Hybrid Surgery

March 10, 2008 9:01:47 AM PDT
"Hybrid surgery" is a term you may hear about more often. Hybrid surgery is the combination of specialties in order for better treatment. It's becoming more and more common because of the aging population and the increase in complicated cases. Texas Heart Institute at St. Luke's Episcopal Hospital has two hybrid surgical suites to help perform these procedures. More and more hospitals are having doctors who normally compete against each other for patients now work together in the operating room. Hybrid teams of doctors are also being formed at hospitals across the country.

HYBRID APPROACH: One example of a hybrid case is Michael Brown from Holiday, Florida. The 66-year-old had a stent placed in his carotid artery to increase blood flow to the brain and prevent a stroke. But getting the stent to his artery took the work of two specialty doctors. Dr. John Ofenloch is a cardiothoracic and vascular surgeon at Morton Plant Mease Health Care. Dr. Ofenloch uses a scalpel for incisions to get to the vessel that needs to be fixed. Dr. Eric Lopez is an interventional neuroradiologist at Morton Plant Mease Health Care. Dr. Lopez barely makes an incision at all and uses a catheter and tiny wire stents to prevent strokes and heart disease. Dr. Ofenloch felt it would be risky to try to clean out the artery in Michael's neck with standard surgery, but attempts to place a stent through his groin or other vessels failed because he had too many blockages. Dr. Lopez could not get to the area to put in the stent, so the two came together to come up with a way to treat Michael.

HYBRID SURGERY: Dr. Ofenloch needed to open up an area in Michael's neck in order to give Dr. Lopez an entering point. Once the incision and opening was ready, then Dr. Lopez did his part. He was able to place the stent into the carotid artery that was high up near the jaw. The hybrid approach was a success. The carotid blockage completely opened. Dr. Ofenloch and Dr. Lopez say there was no other way to get to the carotid blockage without the two of them working together. Michael Brown says the two doctors saved his life.

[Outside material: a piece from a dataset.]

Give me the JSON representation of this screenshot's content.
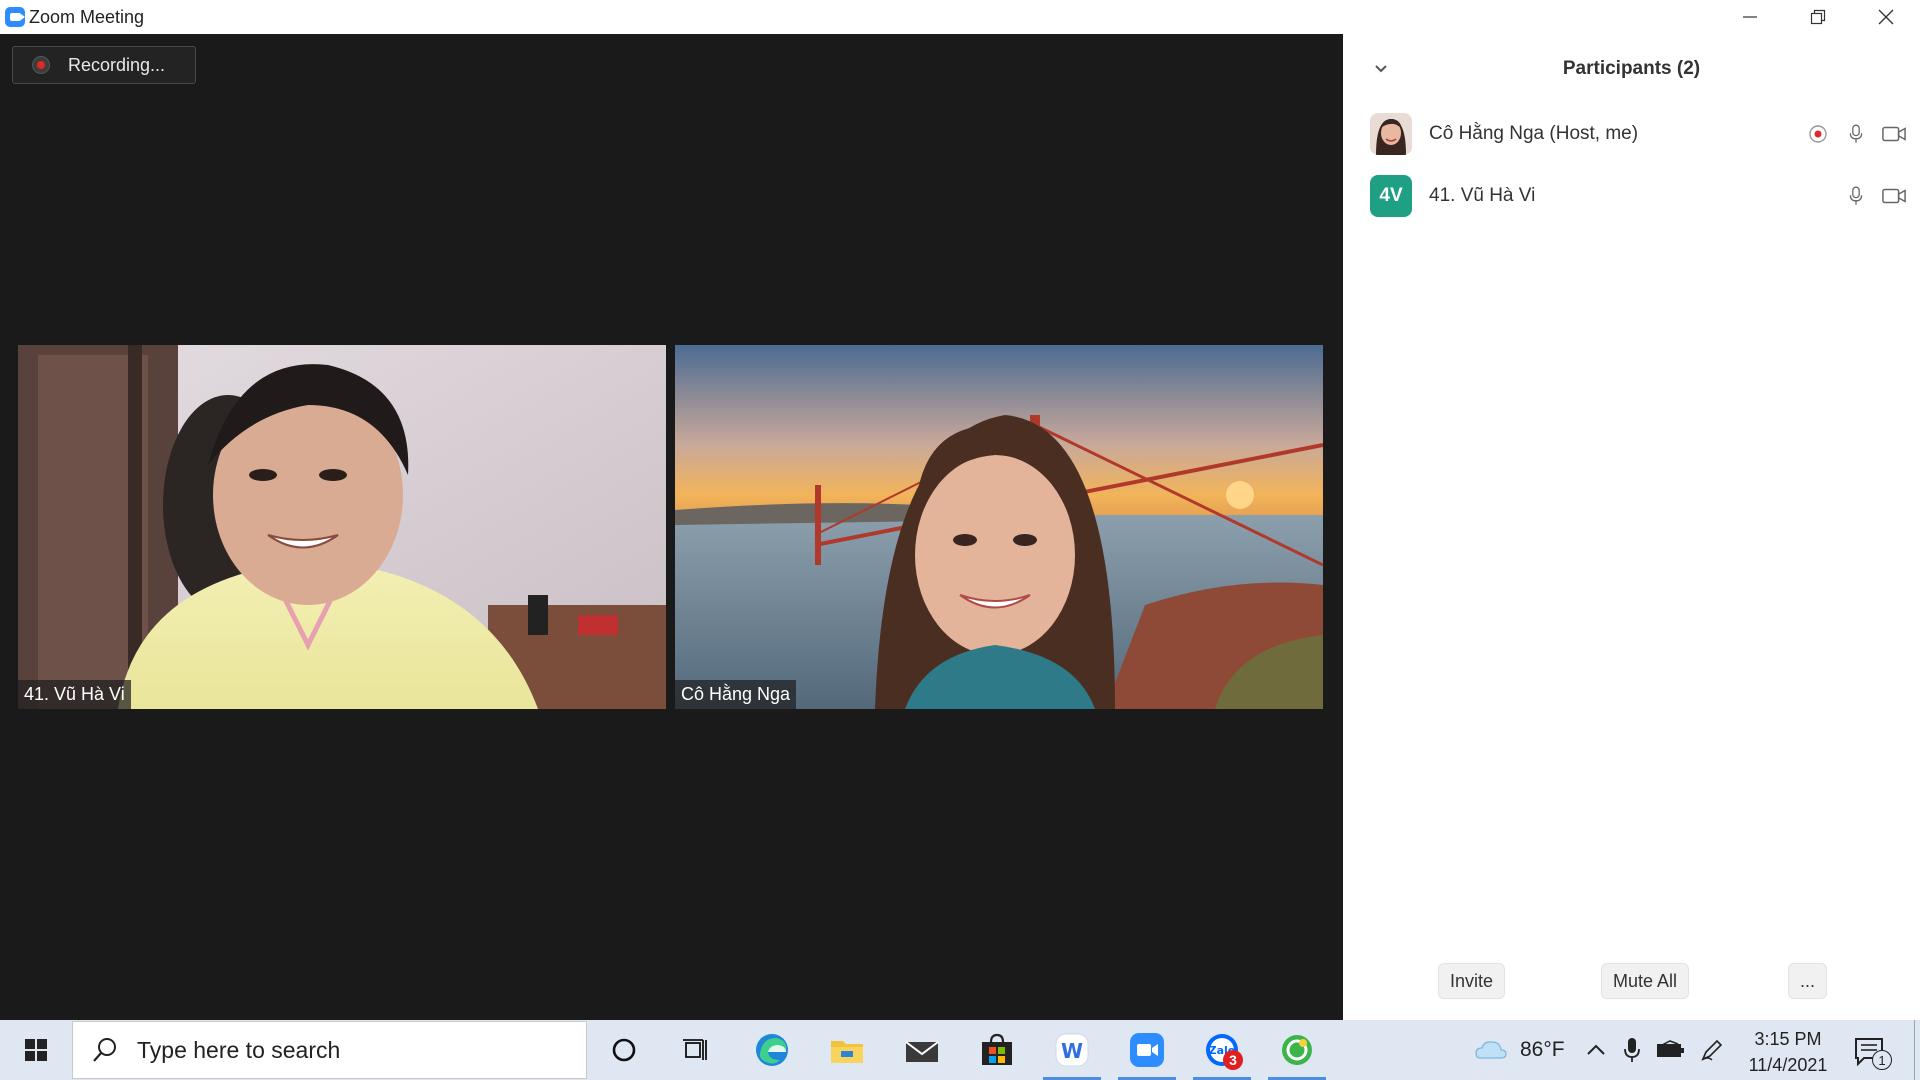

FUTURE: Doctor Ofenloch and Dr. Lopez agree that hybrid cases are going to become more common. As the technology improves, Dr. Ofenloch says the ability to do cases with a more minimally invasive approach is going to improve, and the number of hybrid cases will increase. The need for hybrid cases will also increase as patients get older and as the number of obese patients and patients with diabetes increases. Dr. Lopez says it's really thinking outside the box to benefit the patient.